While playing Gran Turismo 2 in the seventh grade, Samantha turned to Sasha and, after saying she had something important to tell them, said, “I’m transgender.” She told Sasha how she felt about her body and what her therapist had told her. “You’re the only one who knows what you feel,” Sasha said. “If that’s the word for what you feel, then stick with that.” To Sasha, Samantha’s feelings about her gender were no big deal. “Now, what’s the important thing you had to tell me?” they asked.
Samantha’s feelings about her gender are no big deal to Sasha because they do not identify as either male or female. It also seems that Sasha is trying to soothe Samantha’s anxieties by providing her with a nonjudgmental ear that won’t overreact, which is why Sasha jokingly asks Samantha what that “important thing” she wanted to talk about was. Sasha can empathize with Samantha’s “disorienting feeling” because they too have had a gender projected onto them that they don’t personally identify with.
Now, five years later, Samantha is a “handsome, apple-cheeked young man named Andrew.” His conversation with Sasha in the seventh grade had been “one of the most validating moments of his life.” Back then, Andrew never talked about his gender, and it was quite some time before he told his parents that he was transgender. He was even Sasha’s date for a dance at school, but his dress and makeup were “still just a costume.” By the time Andrew got to high school, he had “begun his gender transition.”
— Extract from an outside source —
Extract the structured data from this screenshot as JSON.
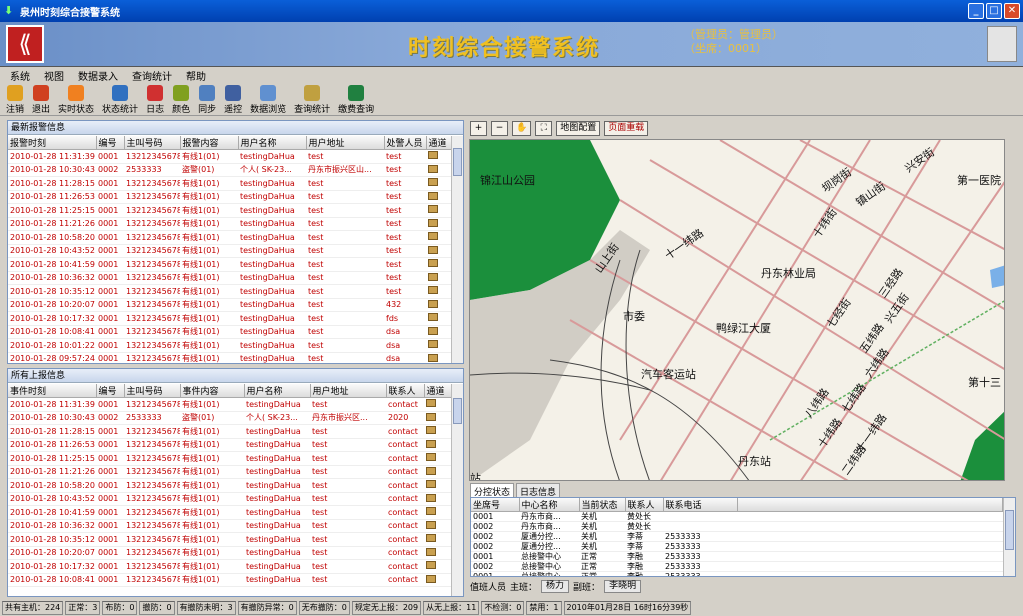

Sasha is the first person to acknowledge and accept Andrew’s true gender identity, and it is this acceptance that gives Andrew the courage to project his rightful gender to others. The formal dress Andrew wears to the school dance is “still just a costume” because Andrew does not identify as female and the dress only serves to hide his real identity rather than express or celebrate it.